### DIRECTIONS
Once the images are removed, repeat all of the entries exactly.

### DATASET
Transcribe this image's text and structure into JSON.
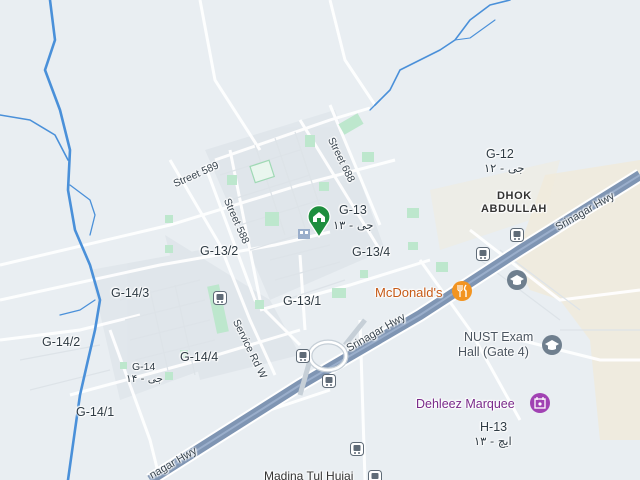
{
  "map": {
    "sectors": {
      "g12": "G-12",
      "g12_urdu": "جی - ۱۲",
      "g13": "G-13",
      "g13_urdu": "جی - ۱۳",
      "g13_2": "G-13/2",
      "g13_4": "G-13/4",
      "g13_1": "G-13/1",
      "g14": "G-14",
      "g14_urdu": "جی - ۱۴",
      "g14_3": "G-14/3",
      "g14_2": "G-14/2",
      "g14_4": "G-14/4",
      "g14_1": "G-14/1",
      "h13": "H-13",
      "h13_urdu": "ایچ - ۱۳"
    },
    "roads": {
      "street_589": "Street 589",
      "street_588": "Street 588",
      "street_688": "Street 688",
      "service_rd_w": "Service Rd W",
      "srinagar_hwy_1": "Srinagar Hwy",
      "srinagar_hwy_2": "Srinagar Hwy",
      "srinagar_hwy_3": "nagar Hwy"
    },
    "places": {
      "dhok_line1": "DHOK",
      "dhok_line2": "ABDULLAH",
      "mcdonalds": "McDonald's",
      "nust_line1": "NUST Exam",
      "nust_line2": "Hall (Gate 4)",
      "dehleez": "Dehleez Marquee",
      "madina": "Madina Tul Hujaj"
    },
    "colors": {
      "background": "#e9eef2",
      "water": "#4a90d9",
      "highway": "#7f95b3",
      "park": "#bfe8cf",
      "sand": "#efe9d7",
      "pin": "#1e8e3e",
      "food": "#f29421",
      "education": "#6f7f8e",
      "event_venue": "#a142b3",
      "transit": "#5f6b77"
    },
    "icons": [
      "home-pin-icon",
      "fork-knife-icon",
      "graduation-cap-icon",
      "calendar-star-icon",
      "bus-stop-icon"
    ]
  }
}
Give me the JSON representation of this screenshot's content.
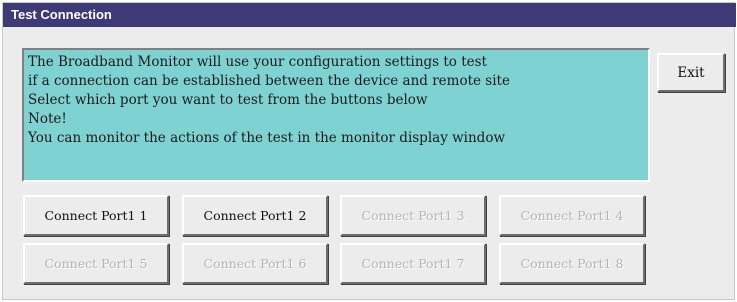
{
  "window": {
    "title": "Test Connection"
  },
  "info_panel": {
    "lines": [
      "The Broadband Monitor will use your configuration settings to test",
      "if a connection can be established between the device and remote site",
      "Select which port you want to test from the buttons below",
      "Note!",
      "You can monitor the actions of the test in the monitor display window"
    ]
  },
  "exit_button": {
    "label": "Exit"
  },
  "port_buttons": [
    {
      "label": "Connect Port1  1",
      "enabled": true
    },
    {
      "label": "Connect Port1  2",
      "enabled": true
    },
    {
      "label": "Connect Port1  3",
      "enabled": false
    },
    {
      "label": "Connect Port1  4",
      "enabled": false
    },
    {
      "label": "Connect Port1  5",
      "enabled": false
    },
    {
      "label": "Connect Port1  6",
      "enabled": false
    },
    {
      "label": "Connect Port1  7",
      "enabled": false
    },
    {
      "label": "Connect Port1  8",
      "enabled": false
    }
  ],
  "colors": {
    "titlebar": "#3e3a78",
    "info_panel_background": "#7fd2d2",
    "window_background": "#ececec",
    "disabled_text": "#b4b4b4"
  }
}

### RESULT OF THE TASK
Transcribe this image's text and structure into JSON.
{
  "map": {
    "sectors": {
      "g12": "G-12",
      "g12_urdu": "جی - ۱۲",
      "g13": "G-13",
      "g13_urdu": "جی - ۱۳",
      "g13_2": "G-13/2",
      "g13_4": "G-13/4",
      "g13_1": "G-13/1",
      "g14": "G-14",
      "g14_urdu": "جی - ۱۴",
      "g14_3": "G-14/3",
      "g14_2": "G-14/2",
      "g14_4": "G-14/4",
      "g14_1": "G-14/1",
      "h13": "H-13",
      "h13_urdu": "ایچ - ۱۳"
    },
    "roads": {
      "street_589": "Street 589",
      "street_588": "Street 588",
      "street_688": "Street 688",
      "service_rd_w": "Service Rd W",
      "srinagar_hwy_1": "Srinagar Hwy",
      "srinagar_hwy_2": "Srinagar Hwy",
      "srinagar_hwy_3": "nagar Hwy"
    },
    "places": {
      "dhok_line1": "DHOK",
      "dhok_line2": "ABDULLAH",
      "mcdonalds": "McDonald's",
      "nust_line1": "NUST Exam",
      "nust_line2": "Hall (Gate 4)",
      "dehleez": "Dehleez Marquee",
      "madina": "Madina Tul Hujaj"
    },
    "colors": {
      "background": "#e9eef2",
      "water": "#4a90d9",
      "highway": "#7f95b3",
      "park": "#bfe8cf",
      "sand": "#efe9d7",
      "pin": "#1e8e3e",
      "food": "#f29421",
      "education": "#6f7f8e",
      "event_venue": "#a142b3",
      "transit": "#5f6b77"
    },
    "icons": [
      "home-pin-icon",
      "fork-knife-icon",
      "graduation-cap-icon",
      "calendar-star-icon",
      "bus-stop-icon"
    ]
  }
}
Give me the JSON representation of this screenshot's content.
{
  "window": {
    "title": "Test Connection"
  },
  "info_panel": {
    "lines": [
      "The Broadband Monitor will use your configuration settings to test",
      "if a connection can be established between the device and remote site",
      "Select which port you want to test from the buttons below",
      "Note!",
      "You can monitor the actions of the test in the monitor display window"
    ]
  },
  "exit_button": {
    "label": "Exit"
  },
  "port_buttons": [
    {
      "label": "Connect Port1  1",
      "enabled": true
    },
    {
      "label": "Connect Port1  2",
      "enabled": true
    },
    {
      "label": "Connect Port1  3",
      "enabled": false
    },
    {
      "label": "Connect Port1  4",
      "enabled": false
    },
    {
      "label": "Connect Port1  5",
      "enabled": false
    },
    {
      "label": "Connect Port1  6",
      "enabled": false
    },
    {
      "label": "Connect Port1  7",
      "enabled": false
    },
    {
      "label": "Connect Port1  8",
      "enabled": false
    }
  ],
  "colors": {
    "titlebar": "#3e3a78",
    "info_panel_background": "#7fd2d2",
    "window_background": "#ececec",
    "disabled_text": "#b4b4b4"
  }
}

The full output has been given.